Task directions — Using the records below, filter out every line that lacks "пользователя" and copy the rest.

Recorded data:
_____

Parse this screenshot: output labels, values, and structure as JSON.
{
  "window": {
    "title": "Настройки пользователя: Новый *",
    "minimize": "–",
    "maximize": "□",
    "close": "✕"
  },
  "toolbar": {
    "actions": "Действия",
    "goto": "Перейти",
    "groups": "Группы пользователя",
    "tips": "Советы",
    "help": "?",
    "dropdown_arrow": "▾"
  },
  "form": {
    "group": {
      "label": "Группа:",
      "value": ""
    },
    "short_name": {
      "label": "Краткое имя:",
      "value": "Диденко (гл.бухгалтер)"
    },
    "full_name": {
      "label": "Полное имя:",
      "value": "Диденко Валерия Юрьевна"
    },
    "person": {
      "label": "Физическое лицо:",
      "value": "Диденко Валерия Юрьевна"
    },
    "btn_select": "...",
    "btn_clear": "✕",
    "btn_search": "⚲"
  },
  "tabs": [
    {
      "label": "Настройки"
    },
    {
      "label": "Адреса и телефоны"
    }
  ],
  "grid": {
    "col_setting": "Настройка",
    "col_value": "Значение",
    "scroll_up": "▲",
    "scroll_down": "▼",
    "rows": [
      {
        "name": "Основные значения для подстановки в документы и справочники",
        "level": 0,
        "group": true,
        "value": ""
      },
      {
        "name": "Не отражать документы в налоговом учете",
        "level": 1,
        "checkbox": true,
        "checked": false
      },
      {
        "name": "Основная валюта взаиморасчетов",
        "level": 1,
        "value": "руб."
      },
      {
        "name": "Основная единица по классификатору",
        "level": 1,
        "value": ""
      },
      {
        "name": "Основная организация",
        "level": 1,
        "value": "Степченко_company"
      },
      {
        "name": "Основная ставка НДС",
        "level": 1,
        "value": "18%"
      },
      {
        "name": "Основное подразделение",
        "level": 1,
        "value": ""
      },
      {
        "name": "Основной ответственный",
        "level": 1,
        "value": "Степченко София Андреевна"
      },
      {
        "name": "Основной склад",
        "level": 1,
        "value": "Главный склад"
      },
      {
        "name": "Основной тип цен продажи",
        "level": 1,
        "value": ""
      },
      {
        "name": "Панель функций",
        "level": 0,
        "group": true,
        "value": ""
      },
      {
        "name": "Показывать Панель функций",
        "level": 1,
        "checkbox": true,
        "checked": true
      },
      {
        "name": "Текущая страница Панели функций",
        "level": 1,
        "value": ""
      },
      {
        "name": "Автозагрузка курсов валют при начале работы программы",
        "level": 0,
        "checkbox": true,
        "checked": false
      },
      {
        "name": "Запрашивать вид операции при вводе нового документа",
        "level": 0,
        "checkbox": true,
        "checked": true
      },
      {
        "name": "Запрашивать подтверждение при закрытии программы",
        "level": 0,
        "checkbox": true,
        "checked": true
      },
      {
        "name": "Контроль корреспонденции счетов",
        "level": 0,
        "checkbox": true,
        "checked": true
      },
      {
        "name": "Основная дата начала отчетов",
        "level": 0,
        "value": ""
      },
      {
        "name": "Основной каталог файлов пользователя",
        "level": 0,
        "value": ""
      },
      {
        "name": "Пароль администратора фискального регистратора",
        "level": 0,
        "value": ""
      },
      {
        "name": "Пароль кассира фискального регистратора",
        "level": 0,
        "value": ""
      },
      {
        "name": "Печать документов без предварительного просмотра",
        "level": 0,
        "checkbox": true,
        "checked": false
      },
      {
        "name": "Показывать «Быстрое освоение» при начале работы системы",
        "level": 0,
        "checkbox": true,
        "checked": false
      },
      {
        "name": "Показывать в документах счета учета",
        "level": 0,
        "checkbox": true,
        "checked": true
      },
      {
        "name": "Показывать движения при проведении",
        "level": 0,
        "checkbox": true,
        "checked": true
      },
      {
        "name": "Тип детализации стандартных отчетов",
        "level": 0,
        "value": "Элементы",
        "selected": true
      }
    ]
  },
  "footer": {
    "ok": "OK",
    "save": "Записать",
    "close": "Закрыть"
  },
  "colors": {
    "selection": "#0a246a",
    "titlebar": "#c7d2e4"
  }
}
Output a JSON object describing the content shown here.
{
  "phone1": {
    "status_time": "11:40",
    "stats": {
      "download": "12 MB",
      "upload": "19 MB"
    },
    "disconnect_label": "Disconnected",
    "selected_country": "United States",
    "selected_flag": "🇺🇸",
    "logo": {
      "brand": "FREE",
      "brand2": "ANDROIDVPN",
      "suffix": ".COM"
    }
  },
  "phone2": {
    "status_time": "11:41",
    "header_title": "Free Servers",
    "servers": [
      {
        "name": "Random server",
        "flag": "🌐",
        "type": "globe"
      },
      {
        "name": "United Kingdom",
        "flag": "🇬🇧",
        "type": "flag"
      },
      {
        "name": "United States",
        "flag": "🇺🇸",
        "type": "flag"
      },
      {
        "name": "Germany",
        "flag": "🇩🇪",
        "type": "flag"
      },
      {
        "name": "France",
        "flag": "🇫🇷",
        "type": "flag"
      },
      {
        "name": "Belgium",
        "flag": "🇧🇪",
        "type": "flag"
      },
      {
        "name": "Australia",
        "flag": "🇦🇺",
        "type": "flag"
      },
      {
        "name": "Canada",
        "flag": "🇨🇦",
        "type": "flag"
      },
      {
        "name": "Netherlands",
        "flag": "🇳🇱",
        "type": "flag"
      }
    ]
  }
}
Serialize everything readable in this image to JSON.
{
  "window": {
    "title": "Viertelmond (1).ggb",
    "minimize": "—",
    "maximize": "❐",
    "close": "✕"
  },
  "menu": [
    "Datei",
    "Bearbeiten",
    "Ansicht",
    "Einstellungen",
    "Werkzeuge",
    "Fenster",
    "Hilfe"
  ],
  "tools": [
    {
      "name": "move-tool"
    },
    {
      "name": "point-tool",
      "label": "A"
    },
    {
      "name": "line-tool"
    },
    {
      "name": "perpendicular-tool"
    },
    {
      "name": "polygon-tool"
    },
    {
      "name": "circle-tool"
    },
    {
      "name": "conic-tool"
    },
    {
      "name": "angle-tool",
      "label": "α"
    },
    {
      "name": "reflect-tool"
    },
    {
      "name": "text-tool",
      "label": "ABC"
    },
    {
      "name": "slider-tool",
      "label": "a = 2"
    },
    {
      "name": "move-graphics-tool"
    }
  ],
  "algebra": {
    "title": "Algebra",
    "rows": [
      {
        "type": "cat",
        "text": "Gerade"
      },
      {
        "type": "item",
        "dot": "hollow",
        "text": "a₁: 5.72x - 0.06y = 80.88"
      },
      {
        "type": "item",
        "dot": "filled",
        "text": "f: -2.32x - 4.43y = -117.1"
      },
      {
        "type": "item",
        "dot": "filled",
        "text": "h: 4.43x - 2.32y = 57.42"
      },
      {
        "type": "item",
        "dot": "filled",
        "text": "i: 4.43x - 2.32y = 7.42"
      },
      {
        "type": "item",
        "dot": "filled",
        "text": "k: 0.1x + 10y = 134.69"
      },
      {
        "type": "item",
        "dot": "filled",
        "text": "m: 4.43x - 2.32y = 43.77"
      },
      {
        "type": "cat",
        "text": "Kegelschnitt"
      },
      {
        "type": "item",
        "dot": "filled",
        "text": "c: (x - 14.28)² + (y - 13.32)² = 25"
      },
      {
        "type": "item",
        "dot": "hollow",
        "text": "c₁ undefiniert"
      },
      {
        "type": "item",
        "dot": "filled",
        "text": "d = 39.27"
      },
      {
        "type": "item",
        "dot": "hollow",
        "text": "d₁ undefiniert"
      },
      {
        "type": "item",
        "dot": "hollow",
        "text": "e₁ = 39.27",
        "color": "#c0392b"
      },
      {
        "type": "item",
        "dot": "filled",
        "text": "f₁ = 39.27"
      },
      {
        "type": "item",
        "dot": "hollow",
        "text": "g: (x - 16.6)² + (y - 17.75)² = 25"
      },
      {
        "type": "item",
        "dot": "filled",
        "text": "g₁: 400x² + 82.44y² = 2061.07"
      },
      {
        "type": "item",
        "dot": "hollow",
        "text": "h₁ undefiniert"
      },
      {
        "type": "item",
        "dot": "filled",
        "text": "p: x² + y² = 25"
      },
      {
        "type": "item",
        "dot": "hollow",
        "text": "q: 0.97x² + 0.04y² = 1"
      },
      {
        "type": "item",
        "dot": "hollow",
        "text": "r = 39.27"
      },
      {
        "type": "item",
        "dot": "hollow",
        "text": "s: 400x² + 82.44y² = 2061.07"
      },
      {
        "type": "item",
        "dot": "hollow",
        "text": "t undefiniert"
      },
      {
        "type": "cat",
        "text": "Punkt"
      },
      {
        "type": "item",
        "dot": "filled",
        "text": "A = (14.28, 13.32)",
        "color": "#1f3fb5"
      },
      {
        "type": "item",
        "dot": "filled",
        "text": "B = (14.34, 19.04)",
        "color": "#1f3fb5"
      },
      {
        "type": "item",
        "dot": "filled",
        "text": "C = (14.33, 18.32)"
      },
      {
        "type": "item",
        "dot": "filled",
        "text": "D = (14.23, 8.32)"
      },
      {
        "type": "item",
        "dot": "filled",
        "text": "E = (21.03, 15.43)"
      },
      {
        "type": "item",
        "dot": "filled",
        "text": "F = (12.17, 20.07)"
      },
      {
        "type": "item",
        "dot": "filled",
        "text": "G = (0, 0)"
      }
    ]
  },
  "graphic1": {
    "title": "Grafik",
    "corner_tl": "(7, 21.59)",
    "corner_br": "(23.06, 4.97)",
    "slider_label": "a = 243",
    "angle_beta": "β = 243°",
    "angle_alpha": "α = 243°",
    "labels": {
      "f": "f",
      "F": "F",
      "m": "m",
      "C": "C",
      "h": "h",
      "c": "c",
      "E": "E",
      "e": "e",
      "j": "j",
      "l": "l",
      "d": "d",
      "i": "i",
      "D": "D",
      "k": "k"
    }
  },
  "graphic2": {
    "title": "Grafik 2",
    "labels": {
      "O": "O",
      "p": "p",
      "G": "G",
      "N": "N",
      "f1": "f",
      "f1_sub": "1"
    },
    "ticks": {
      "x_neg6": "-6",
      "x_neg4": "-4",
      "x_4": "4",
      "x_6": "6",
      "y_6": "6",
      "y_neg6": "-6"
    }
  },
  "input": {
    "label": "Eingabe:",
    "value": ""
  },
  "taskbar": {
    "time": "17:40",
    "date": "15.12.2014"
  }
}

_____

Answer space —
    "title": "Настройки пользователя: Новый *",
    "groups": "Группы пользователя",
        "name": "Основной каталог файлов пользователя",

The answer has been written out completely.